  7. 7. Data Collection and Advance Preparation By Pre-Assigned Teams <ul><li>The data include secondary and primary research about competitors and the industry. It is typically assembled by the host company's analysts or by an outside vendor. </li></ul><ul><li>Once collected, the data are then handed to pre-assigned teams representing the competitors and the host company for study prior to the War Game event. The teams must be familiar enough with the data to locate specific data when needed during the course of the War Game. No other preparatory work is required. </li></ul>
  8. 8. Analytical Frameworks <ul><li>Without a carefully maintained analytical structure, a War Game is a waste of time and resources. </li></ul><ul><li>On “Day One” of the War Game, participants will learn the frameworks for analyzing the industry, the competitors and for identifying the company's and competitors' blindspots. </li></ul>
  9. 9. The War Game or &quot;Battle&quot; <ul><li>“ Day Two” of the War Game is devoted to an analytical &quot;battle&quot; between the teams, similar to a chess game.
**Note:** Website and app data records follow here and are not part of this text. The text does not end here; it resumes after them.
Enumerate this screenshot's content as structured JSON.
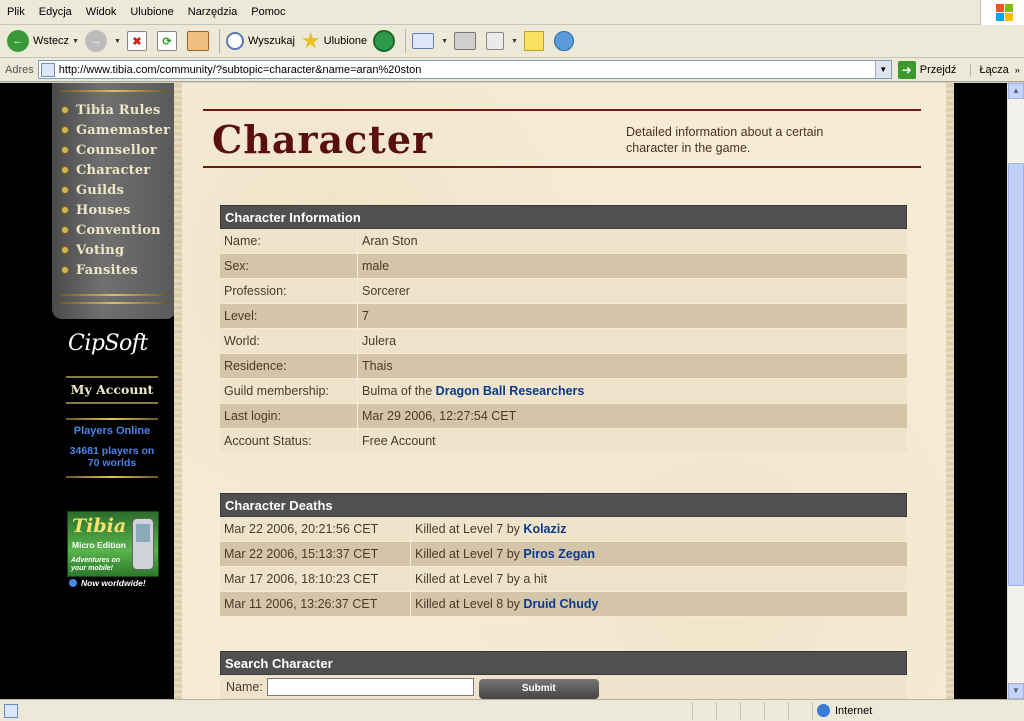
{
  "browser": {
    "menu": [
      "Plik",
      "Edycja",
      "Widok",
      "Ulubione",
      "Narzędzia",
      "Pomoc"
    ],
    "toolbar": {
      "back_label": "Wstecz",
      "search_label": "Wyszukaj",
      "favorites_label": "Ulubione"
    },
    "address": {
      "label": "Adres",
      "url": "http://www.tibia.com/community/?subtopic=character&name=aran%20ston",
      "go_label": "Przejdź",
      "links_label": "Łącza"
    },
    "status": {
      "zone": "Internet"
    }
  },
  "site": {
    "nav": [
      "Tibia Rules",
      "Gamemaster",
      "Counsellor",
      "Character",
      "Guilds",
      "Houses",
      "Convention",
      "Voting",
      "Fansites"
    ],
    "cipsoft": "CipSoft",
    "my_account": "My Account",
    "players_online_title": "Players Online",
    "players_online_text": "34681 players on 70 worlds",
    "ad": {
      "title": "Tibia",
      "subtitle": "Micro Edition",
      "tagline": "Adventures on your mobile!",
      "worldwide": "Now worldwide!"
    }
  },
  "page": {
    "title": "Character",
    "description": "Detailed information about a certain character in the game."
  },
  "character_info": {
    "heading": "Character Information",
    "rows": [
      {
        "label": "Name:",
        "value": "Aran Ston"
      },
      {
        "label": "Sex:",
        "value": "male"
      },
      {
        "label": "Profession:",
        "value": "Sorcerer"
      },
      {
        "label": "Level:",
        "value": "7"
      },
      {
        "label": "World:",
        "value": "Julera"
      },
      {
        "label": "Residence:",
        "value": "Thais"
      },
      {
        "label": "Guild membership:",
        "value": "Bulma of the",
        "link": "Dragon Ball Researchers"
      },
      {
        "label": "Last login:",
        "value": "Mar 29 2006, 12:27:54 CET"
      },
      {
        "label": "Account Status:",
        "value": "Free Account"
      }
    ]
  },
  "character_deaths": {
    "heading": "Character Deaths",
    "rows": [
      {
        "date": "Mar 22 2006, 20:21:56 CET",
        "text": "Killed at Level 7 by",
        "killer": "Kolaziz",
        "killer_link": true
      },
      {
        "date": "Mar 22 2006, 15:13:37 CET",
        "text": "Killed at Level 7 by",
        "killer": "Piros Zegan",
        "killer_link": true
      },
      {
        "date": "Mar 17 2006, 18:10:23 CET",
        "text": "Killed at Level 7 by",
        "killer": "a hit",
        "killer_link": false
      },
      {
        "date": "Mar 11 2006, 13:26:37 CET",
        "text": "Killed at Level 8 by",
        "killer": "Druid Chudy",
        "killer_link": true
      }
    ]
  },
  "search_character": {
    "heading": "Search Character",
    "name_label": "Name:",
    "name_value": "",
    "submit_label": "Submit"
  },
  "colors": {
    "header_bar": "#505050",
    "link": "#0a3a8a",
    "title": "#5a0f0f",
    "row_light": "#efe3cb",
    "row_dark": "#d4c4a8"
  }
}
There are two rounds to the battle. </li></ul><ul><li>In Round One (the &quot;Descriptive&quot; round ), the teams are asked to predict what competitors plan to do and to analyze potential blindspots. </li></ul><ul><li>In Round Two (the &quot;Prescriptive&quot; round), the teams develop strategy recommendations for the host company, using the information presented in Round One, placing special emphasis on exploiting competitors' blindspots with proactive strategic options or assessments as to what competitors were &quot;most likely to do&quot;. Teams are required to support/defend their recommendations and predictions based on the analytical frameworks and intelligence data. </li></ul>
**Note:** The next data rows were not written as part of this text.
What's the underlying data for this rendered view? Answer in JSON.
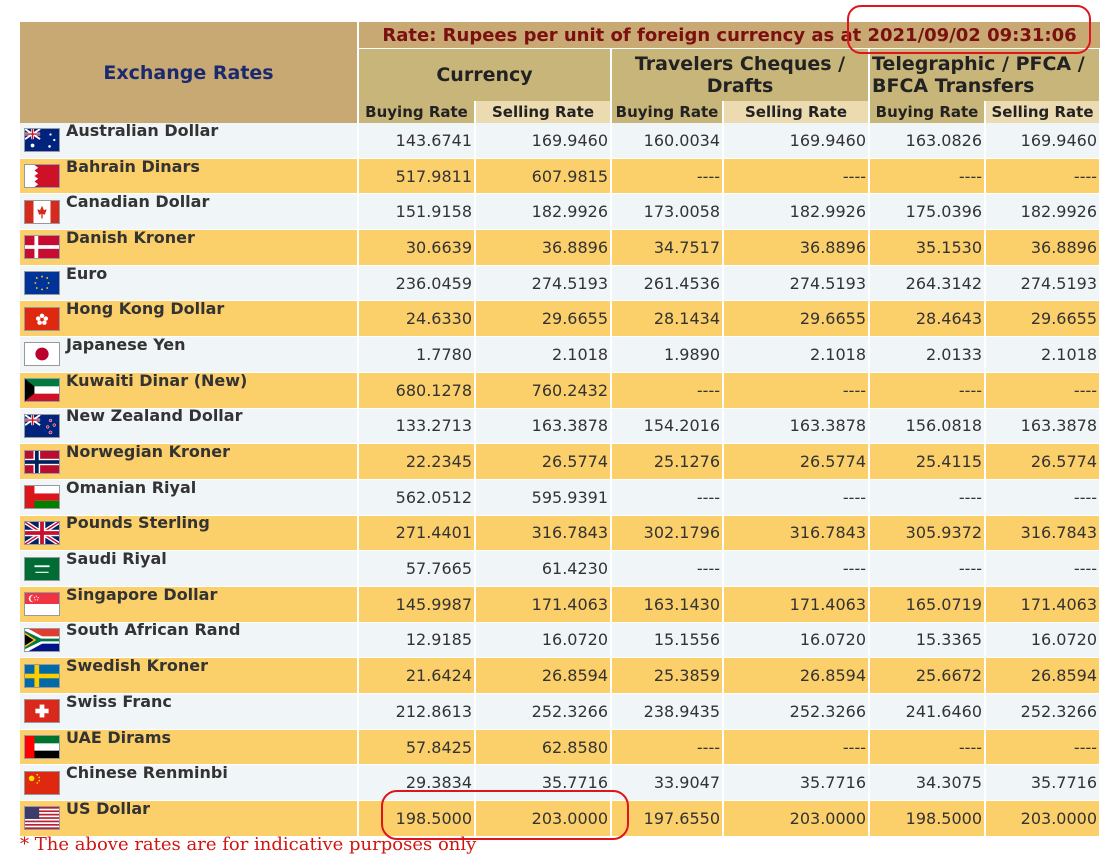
{
  "header": {
    "title": "Exchange Rates",
    "rate_prefix": "Rate: Rupees per unit of foreign currency as at ",
    "rate_timestamp": "2021/09/02  09:31:06",
    "groups": [
      "Currency",
      "Travelers Cheques / Drafts",
      "Telegraphic / PFCA / BFCA Transfers"
    ],
    "buying": "Buying Rate",
    "selling": "Selling Rate"
  },
  "rows": [
    {
      "name": "Australian Dollar",
      "flag": "australia-flag-icon",
      "c_buy": "143.6741",
      "c_sell": "169.9460",
      "tc_buy": "160.0034",
      "tc_sell": "169.9460",
      "tt_buy": "163.0826",
      "tt_sell": "169.9460"
    },
    {
      "name": "Bahrain Dinars",
      "flag": "bahrain-flag-icon",
      "c_buy": "517.9811",
      "c_sell": "607.9815",
      "tc_buy": "----",
      "tc_sell": "----",
      "tt_buy": "----",
      "tt_sell": "----"
    },
    {
      "name": "Canadian Dollar",
      "flag": "canada-flag-icon",
      "c_buy": "151.9158",
      "c_sell": "182.9926",
      "tc_buy": "173.0058",
      "tc_sell": "182.9926",
      "tt_buy": "175.0396",
      "tt_sell": "182.9926"
    },
    {
      "name": "Danish Kroner",
      "flag": "denmark-flag-icon",
      "c_buy": "30.6639",
      "c_sell": "36.8896",
      "tc_buy": "34.7517",
      "tc_sell": "36.8896",
      "tt_buy": "35.1530",
      "tt_sell": "36.8896"
    },
    {
      "name": "Euro",
      "flag": "eu-flag-icon",
      "c_buy": "236.0459",
      "c_sell": "274.5193",
      "tc_buy": "261.4536",
      "tc_sell": "274.5193",
      "tt_buy": "264.3142",
      "tt_sell": "274.5193"
    },
    {
      "name": "Hong Kong Dollar",
      "flag": "hong-kong-flag-icon",
      "c_buy": "24.6330",
      "c_sell": "29.6655",
      "tc_buy": "28.1434",
      "tc_sell": "29.6655",
      "tt_buy": "28.4643",
      "tt_sell": "29.6655"
    },
    {
      "name": "Japanese Yen",
      "flag": "japan-flag-icon",
      "c_buy": "1.7780",
      "c_sell": "2.1018",
      "tc_buy": "1.9890",
      "tc_sell": "2.1018",
      "tt_buy": "2.0133",
      "tt_sell": "2.1018"
    },
    {
      "name": "Kuwaiti Dinar (New)",
      "flag": "kuwait-flag-icon",
      "c_buy": "680.1278",
      "c_sell": "760.2432",
      "tc_buy": "----",
      "tc_sell": "----",
      "tt_buy": "----",
      "tt_sell": "----"
    },
    {
      "name": "New Zealand Dollar",
      "flag": "new-zealand-flag-icon",
      "c_buy": "133.2713",
      "c_sell": "163.3878",
      "tc_buy": "154.2016",
      "tc_sell": "163.3878",
      "tt_buy": "156.0818",
      "tt_sell": "163.3878"
    },
    {
      "name": "Norwegian Kroner",
      "flag": "norway-flag-icon",
      "c_buy": "22.2345",
      "c_sell": "26.5774",
      "tc_buy": "25.1276",
      "tc_sell": "26.5774",
      "tt_buy": "25.4115",
      "tt_sell": "26.5774"
    },
    {
      "name": "Omanian Riyal",
      "flag": "oman-flag-icon",
      "c_buy": "562.0512",
      "c_sell": "595.9391",
      "tc_buy": "----",
      "tc_sell": "----",
      "tt_buy": "----",
      "tt_sell": "----"
    },
    {
      "name": "Pounds Sterling",
      "flag": "uk-flag-icon",
      "c_buy": "271.4401",
      "c_sell": "316.7843",
      "tc_buy": "302.1796",
      "tc_sell": "316.7843",
      "tt_buy": "305.9372",
      "tt_sell": "316.7843"
    },
    {
      "name": "Saudi Riyal",
      "flag": "saudi-arabia-flag-icon",
      "c_buy": "57.7665",
      "c_sell": "61.4230",
      "tc_buy": "----",
      "tc_sell": "----",
      "tt_buy": "----",
      "tt_sell": "----"
    },
    {
      "name": "Singapore Dollar",
      "flag": "singapore-flag-icon",
      "c_buy": "145.9987",
      "c_sell": "171.4063",
      "tc_buy": "163.1430",
      "tc_sell": "171.4063",
      "tt_buy": "165.0719",
      "tt_sell": "171.4063"
    },
    {
      "name": "South African Rand",
      "flag": "south-africa-flag-icon",
      "c_buy": "12.9185",
      "c_sell": "16.0720",
      "tc_buy": "15.1556",
      "tc_sell": "16.0720",
      "tt_buy": "15.3365",
      "tt_sell": "16.0720"
    },
    {
      "name": "Swedish Kroner",
      "flag": "sweden-flag-icon",
      "c_buy": "21.6424",
      "c_sell": "26.8594",
      "tc_buy": "25.3859",
      "tc_sell": "26.8594",
      "tt_buy": "25.6672",
      "tt_sell": "26.8594"
    },
    {
      "name": "Swiss Franc",
      "flag": "switzerland-flag-icon",
      "c_buy": "212.8613",
      "c_sell": "252.3266",
      "tc_buy": "238.9435",
      "tc_sell": "252.3266",
      "tt_buy": "241.6460",
      "tt_sell": "252.3266"
    },
    {
      "name": "UAE Dirams",
      "flag": "uae-flag-icon",
      "c_buy": "57.8425",
      "c_sell": "62.8580",
      "tc_buy": "----",
      "tc_sell": "----",
      "tt_buy": "----",
      "tt_sell": "----"
    },
    {
      "name": "Chinese Renminbi",
      "flag": "china-flag-icon",
      "c_buy": "29.3834",
      "c_sell": "35.7716",
      "tc_buy": "33.9047",
      "tc_sell": "35.7716",
      "tt_buy": "34.3075",
      "tt_sell": "35.7716"
    },
    {
      "name": "US Dollar",
      "flag": "usa-flag-icon",
      "c_buy": "198.5000",
      "c_sell": "203.0000",
      "tc_buy": "197.6550",
      "tc_sell": "203.0000",
      "tt_buy": "198.5000",
      "tt_sell": "203.0000"
    }
  ],
  "footnote": "* The above rates are for indicative purposes only",
  "colors": {
    "header_tan": "#c8a873",
    "row_gold": "#fbcf6a",
    "row_light": "#f0f5f8",
    "annotation_red": "#e0141c",
    "title_navy": "#1a2a6c"
  }
}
  10. 10. Industry Scenarios <ul><li>At the conclusion of Round Two presentations/defenses, the emphasis shifts to weaving predictions together to form Most Likely and Worst industry-wide scenarios, based on competitors' planned and anticipated moves and the Host's countermoves. </li></ul>
  11. 11. Action Recommendations <ul><li>Following the industry-wide scenarios, participants explore recommendations for actions for the host company. </li></ul>
  12. 12. Who should participate in a War Game? <ul><li>For a War Game to be successful, the composition of the teams should be carefully selected. </li></ul><ul><li>Each team should be headed by a senior executive and include junior and middle managers as well as field personnel. </li></ul><ul><li>Team members should represent a diversity of functional expertise unless the War Game is done with one functional area such as R&D. </li></ul><ul><li>The choice of team leadership is critical: senior executive leadership will ensure success of the War Game beyond the &quot;event&quot;. Ideally, the CEO or business unit President should serve as the ultimate &quot;referee&quot;. </li></ul>
  13. 13. When do you consider a “war game”?
  15. 15. There are “Competitive Blindspots”